First Amendment topicsAbout the First Amendment
News Story
print this   Print

Dress code for park workers gets thumbs-up from court

By The Associated Press

FRANKFORT, Ky. — A Kentucky State Parks employee dress code that required tucked-in shirts did not violate employees' constitutional rights, a federal appeals court ruled yesterday.

The 6th U.S. Circuit Court of Appeals' ruling upheld a lower court's decision dismissing a lawsuit brought by three state workers fired from General Burnside Island State Park for dress code violations.

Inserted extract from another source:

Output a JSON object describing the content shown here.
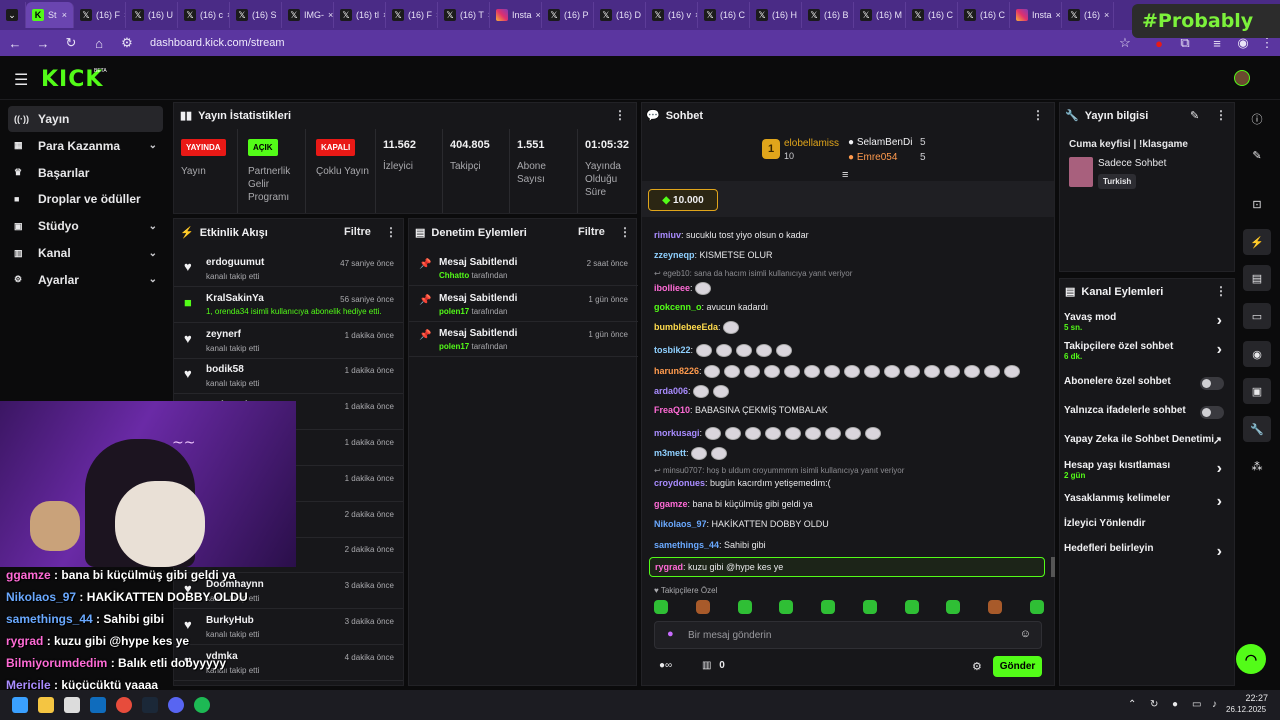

"The plaintiffs provide little argument to rebut the determination that untucked shirts do not amount to speech on a matter of public concern," Judge Boyce Martin Jr. wrote for the unanimous three-judge panel in Roberts v. Ward. "There is no suggestion, for example, that they were untucking their shirts to express their opinion on some political question."

William Leslie, Genell Roberts and Sandra Dale were fired in 2004 for not tucking in their shirts. They claimed the rules made it difficult for them to do their jobs, citing the heat and bugs. Leslie, a Navy veteran, also had a "USN" tattoo on his arm.

The three employees were seasonal workers at the park, which is located near Somerset. Their supervisor, John Troxell, resigned in protest shortly after they were fired.

The employees claimed, among other things, that the Department of Parks' dress code violated their First Amendment rights. They also claimed they had been wrongfully fired and that the state violated their rights to due process and equal protection under the law.

They sought $16.4 million and reinstatement in the case, which a federal judge dismissed in August 2005.

Attorney Phillip Shepherd, who represented the employees, said he was disappointed by the court's decision. Shepherd, however, said the employees did not believe state officials followed the proper procedure in changing the rules.

"The employees who have carried on this fight have shown a lot of courage and determination," Shepherd said. "Even though we did not get a positive result, they should be commended for standing up to the arbitrary exercise of government power."

Commerce Secretary George Ward, who was parks commissioner at the time, said he was pleased by the decision that the department's actions were "lawful and constitutional." Out of the 2,400 Department of Parks employees, no others were fired or had disciplinary actions over the dress-code policy, Ward said.

"These individuals were given a choice whether or not to tuck in their shirts and they chose to violate our policy and suffer the consequences for that choice," Ward said.

The court also found that it did not have to address whether the tattoo ban violated employees' rights as Leslie had refused to tuck in his shirt and could have been fired for that reason alone.


Teachers learning there's a dress code for them, too

Some schools find they must clamp down on short skirts, baseball caps, flip-flops, T-shirts, spandex on adults in the classroom. 09.13.05

2nd Circuit: Conn. city can force police to cover tattoos

Attorney says courts are being unfair to police officers who claim First Amendment right to display spider-web image. 02.02.06

News summary page
View the latest news stories throughout the First Amendment Center Online.

Last system update: Monday, February 8, 2010 | 22:00:11
About this site
About the First Amendment
About the First Amendment Center
How to contribute
First Amendment programs
State of the First Amendment

Religious liberty in public schools
First Reports
Supreme Court
First Amendment publications
First Amendment Center history
Freedom Sings™
First Amendment

Congressional Research Service reports
Guest editorials
FOI material
The First Amendment

Lesson plans
Contact us
Privacy statement
Related links